* Labor Board Filing FAQs
* Summary of Major Concessions to AFSCME
…Adding… From the FAQ…
We would love to continue negotiating if it meant we could reach a deal with AFSCME. AFSCME’s actions at the bargaining table and their comments over the last week are strong evidence why further negotiation is no longer worthwhile. While the Governor has indicated he now shares the views of his bargaining team that the parties are at an impasse, today’s action simply asks the Labor Board to resolve this dispute.
More from the FAQ…
The tolling agreement that the Governor and AFSCME signed and renewed several times prohibits either side from declaring impasse unilaterally. Today’s action does two things. First, it asks the Labor Board to determine that AFSCME has committed an unfair labor practice by bargaining in bad faith. Second, under the tolling agreement, the parties can ask the Labor Board to decide if they are at impasse, but only the Labor Board can make a final determination. All that the Governor did this morning is to ask the Labor Board to determine if AFSCME has been bargaining in bad faith and whether the parties are at an impasse. Since the parties disagree about whether they are at an impasse, the only tribunal that can answer this question is the Labor Board. […]
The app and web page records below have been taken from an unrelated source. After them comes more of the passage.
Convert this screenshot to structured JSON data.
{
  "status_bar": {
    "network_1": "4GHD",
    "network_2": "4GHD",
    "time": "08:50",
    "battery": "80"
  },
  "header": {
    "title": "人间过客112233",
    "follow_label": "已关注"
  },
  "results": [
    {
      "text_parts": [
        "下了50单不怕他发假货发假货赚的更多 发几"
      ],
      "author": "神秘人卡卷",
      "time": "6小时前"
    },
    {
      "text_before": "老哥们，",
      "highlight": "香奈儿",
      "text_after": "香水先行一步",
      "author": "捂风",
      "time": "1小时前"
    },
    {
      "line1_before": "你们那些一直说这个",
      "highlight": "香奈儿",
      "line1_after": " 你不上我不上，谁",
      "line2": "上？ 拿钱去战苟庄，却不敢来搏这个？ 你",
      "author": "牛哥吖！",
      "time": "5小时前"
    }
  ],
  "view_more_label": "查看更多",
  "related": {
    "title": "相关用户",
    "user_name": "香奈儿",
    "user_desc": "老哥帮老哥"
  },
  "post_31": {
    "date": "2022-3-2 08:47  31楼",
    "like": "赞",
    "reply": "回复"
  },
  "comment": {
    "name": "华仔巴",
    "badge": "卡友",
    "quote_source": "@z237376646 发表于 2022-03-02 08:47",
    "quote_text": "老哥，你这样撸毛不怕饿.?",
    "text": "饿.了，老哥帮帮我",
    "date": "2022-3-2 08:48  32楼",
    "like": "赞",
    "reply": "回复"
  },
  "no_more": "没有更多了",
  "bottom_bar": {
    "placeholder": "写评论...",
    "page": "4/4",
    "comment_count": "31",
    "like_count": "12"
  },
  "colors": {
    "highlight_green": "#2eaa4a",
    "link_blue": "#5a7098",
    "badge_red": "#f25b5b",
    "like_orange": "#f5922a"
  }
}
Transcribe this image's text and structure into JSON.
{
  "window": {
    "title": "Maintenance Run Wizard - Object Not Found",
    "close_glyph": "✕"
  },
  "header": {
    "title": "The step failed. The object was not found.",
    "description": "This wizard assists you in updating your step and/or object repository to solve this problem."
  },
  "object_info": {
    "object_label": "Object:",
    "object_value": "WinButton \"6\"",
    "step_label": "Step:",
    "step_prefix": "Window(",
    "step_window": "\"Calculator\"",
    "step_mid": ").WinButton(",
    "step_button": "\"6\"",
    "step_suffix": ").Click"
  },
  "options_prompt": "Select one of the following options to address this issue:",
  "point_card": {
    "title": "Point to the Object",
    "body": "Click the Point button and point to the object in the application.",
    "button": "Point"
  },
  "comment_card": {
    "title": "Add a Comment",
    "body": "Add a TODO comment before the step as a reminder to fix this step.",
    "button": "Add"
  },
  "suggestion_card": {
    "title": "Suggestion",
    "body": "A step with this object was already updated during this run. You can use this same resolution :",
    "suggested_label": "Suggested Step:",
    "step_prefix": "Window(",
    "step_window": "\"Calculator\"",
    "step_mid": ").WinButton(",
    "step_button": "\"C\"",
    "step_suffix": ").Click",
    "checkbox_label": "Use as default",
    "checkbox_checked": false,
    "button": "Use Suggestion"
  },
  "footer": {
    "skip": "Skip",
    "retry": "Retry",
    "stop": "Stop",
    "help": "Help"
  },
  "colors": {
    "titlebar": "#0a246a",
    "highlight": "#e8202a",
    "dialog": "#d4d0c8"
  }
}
During the debate over SB 1229, the Governor committed to continue to negotiate in good faith, and he has kept that commitment. At the Governor’s initiative, the parties extended indefinitely the tolling agreement that was initially set to expire September 30, 2015. That agreement requires both parties to negotiate in good faith. AFSCME has not been bargaining in good faith. […]
The Board will now determine whether the Governor’s filing properly before it and, if so, whether an evidentiary hearing should be scheduled. If a hearing is scheduled, the Administrative Law Judge (ALJ) assigned to this matter will conduct the hearing and, after its conclusion, receive the parties’ written submissions. After the ALJ has ruled on these issues, either party can appeal to the Board. The Board will then issue the final decision. […]
Under the terms of the tolling agreement, it is the Labor Board’s right to decide if the parties are at impasse, whether the State has presented its best and final offer, and when it can be implemented. The Governor will accept the Board’s direction on these questions. It is critical to mention that the last offer made by the State to AFSCME is virtually identical to the agreements signed by 17 other unions. These agreements were ratified in many cases by over 80% of state employees in those unions. This is not a radical or extreme contract as AFSCME has portrayed, but one that is fair, reasonable, and overwhelming accepted by large portions of state government already. It is also reasonable when compared to our neighbors: under the State’s proposal, state workers would continue to make over $20,000 more per year, on average, than their peers in Indiana and Missouri.